dead fetus

dead fetus

As defined by statutory language in the US, an expelled or delivered fetus that exhibits no heartbeat, spontaneous respiratory activity, spontaneous movement of voluntary muscles, or pulsation of the umbilical cord (if still attached) [45 CFR 46.203(f)].
References in periodicals archive ?
For dead fetus, surgery is typically specified due to the danger of contamination and DIC.
A dead fetus was found in a garbage bin inside a transport terminal in Muntinlupa City on Thursday afternoon.
Cervical dilation failure is commonly observed, subsequent to correction of uterine torsion and is considered a major obstacle in vaginal fetal delivery (Prabhakar et al., 2007) especially in the presence of a dead fetus. Most uterine torsions do not warrant surgical intervention and caesarean section is never performed as the first choice.
On 15 December 2015 the patient underwent cystoscopy, which revealed in the cavity of the urinary bladder a dead fetus, embryonic vesicle, and fragments of the umbilical cord (Figure 2).
Out of thirteen goats, two were diagnosed as having dead twins (Figure 1) and 11 were diagnosed as having single dead fetus (Figure 2).
(c) The opened ileum revealing a dead fetus. (d) Photograph showing the placenta in the uterus after detaching the ileum from the uterine fundus.
A live fetus was defined as one that responds to stimuli; a dead fetus was defined as a term fetus not demonstrating marked to extreme autolysis [28].
Limitations of the study: A previous study20 suggested that, different types of umbilical abnormality could induce dead fetus. But in this study, the survival rate of fetus was 100%, which was a quite positive outcome.
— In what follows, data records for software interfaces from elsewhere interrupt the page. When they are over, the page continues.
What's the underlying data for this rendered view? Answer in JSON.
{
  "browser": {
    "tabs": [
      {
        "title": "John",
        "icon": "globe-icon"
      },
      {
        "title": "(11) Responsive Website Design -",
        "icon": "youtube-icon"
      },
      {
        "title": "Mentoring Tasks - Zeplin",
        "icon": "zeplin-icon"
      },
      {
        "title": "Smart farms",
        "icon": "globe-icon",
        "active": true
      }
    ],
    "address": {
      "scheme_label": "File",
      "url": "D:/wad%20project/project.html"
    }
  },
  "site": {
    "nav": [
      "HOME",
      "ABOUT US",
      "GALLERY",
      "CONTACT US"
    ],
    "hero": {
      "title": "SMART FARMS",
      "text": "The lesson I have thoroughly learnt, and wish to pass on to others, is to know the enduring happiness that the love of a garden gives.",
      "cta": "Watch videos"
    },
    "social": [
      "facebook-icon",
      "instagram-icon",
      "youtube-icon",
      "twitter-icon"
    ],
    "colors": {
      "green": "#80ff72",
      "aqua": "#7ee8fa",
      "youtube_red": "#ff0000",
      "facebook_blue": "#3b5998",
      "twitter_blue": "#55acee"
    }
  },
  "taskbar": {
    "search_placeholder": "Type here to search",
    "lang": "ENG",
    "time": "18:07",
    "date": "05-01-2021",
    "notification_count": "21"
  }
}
soil in May, involving a dead fetus that a woman turned over to health authorities.
However, we are aware of at least 2 clinical cases in which fetal cardiac activity was convincingly documented at admission and for several hours intrapartum with subsequent episodic loss of signal and then delivery of a dead fetus wherein retrospective review confirmed that for a period of time the maternal heart rate was recorded and interpreted to be the fetal heart rate.
After the piano solo midway, "First Miracle," a succession of four songs follows; "Superhero (Birth One)," a sweet expression of confidence; "From the Start (Birth Two)," recounting the first moments after birth; "Five Days (Birth Three)," a heartbreaking account of carrying a dead fetus to term ("five days, while heartbreaking, were also a gift"); and the exultant duet, "I Did It!" with its constant meter changes and triumphant [E.sub.[flat]] major heralding the birth of twins.